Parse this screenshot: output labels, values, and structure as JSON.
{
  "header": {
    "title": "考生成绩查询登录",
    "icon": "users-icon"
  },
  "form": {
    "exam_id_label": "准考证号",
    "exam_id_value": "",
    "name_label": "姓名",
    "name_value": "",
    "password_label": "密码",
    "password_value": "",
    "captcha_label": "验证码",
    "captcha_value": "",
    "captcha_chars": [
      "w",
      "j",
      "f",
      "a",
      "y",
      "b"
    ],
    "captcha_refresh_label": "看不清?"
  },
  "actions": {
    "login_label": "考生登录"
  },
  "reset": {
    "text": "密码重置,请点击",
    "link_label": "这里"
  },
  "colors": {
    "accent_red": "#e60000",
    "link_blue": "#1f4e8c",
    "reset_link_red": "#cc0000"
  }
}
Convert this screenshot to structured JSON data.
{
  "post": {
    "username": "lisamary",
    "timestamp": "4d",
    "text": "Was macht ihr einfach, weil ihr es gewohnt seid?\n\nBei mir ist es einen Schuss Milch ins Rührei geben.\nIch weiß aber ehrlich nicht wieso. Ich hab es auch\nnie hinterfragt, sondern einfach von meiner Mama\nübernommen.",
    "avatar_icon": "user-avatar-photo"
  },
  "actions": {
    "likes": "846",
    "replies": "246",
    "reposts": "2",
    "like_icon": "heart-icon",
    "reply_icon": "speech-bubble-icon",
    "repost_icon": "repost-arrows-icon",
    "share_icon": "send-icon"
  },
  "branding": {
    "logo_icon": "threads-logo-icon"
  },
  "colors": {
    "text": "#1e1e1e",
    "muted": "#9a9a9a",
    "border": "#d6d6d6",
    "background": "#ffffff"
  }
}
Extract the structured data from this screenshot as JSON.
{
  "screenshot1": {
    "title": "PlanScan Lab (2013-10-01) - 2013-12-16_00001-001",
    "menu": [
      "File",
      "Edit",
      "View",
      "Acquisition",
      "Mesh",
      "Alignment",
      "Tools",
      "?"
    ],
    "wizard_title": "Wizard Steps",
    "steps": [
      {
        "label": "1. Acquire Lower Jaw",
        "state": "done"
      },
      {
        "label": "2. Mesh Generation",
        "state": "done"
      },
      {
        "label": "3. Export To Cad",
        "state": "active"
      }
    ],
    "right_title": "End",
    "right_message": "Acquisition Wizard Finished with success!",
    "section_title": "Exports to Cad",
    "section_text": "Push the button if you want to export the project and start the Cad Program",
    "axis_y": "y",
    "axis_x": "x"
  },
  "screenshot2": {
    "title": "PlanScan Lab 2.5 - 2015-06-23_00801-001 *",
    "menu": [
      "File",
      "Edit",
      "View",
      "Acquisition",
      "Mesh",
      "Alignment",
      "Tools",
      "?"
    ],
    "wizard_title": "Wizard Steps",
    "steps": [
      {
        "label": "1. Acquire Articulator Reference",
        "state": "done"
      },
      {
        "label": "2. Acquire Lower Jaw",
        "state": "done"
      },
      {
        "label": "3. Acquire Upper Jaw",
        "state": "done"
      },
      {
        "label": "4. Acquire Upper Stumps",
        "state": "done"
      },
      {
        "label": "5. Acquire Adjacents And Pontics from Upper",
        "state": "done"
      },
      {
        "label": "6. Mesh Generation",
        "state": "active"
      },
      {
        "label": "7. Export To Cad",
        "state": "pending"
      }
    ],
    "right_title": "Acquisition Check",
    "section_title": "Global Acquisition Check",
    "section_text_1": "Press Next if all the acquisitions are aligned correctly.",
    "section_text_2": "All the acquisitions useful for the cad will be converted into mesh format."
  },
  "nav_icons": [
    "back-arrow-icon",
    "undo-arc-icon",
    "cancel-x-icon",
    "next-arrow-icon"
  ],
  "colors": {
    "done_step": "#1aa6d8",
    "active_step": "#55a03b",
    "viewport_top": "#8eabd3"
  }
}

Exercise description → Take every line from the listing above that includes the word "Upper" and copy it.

Exercise response →
        "label": "3. Acquire Upper Jaw",
        "label": "4. Acquire Upper Stumps",
        "label": "5. Acquire Adjacents And Pontics from Upper",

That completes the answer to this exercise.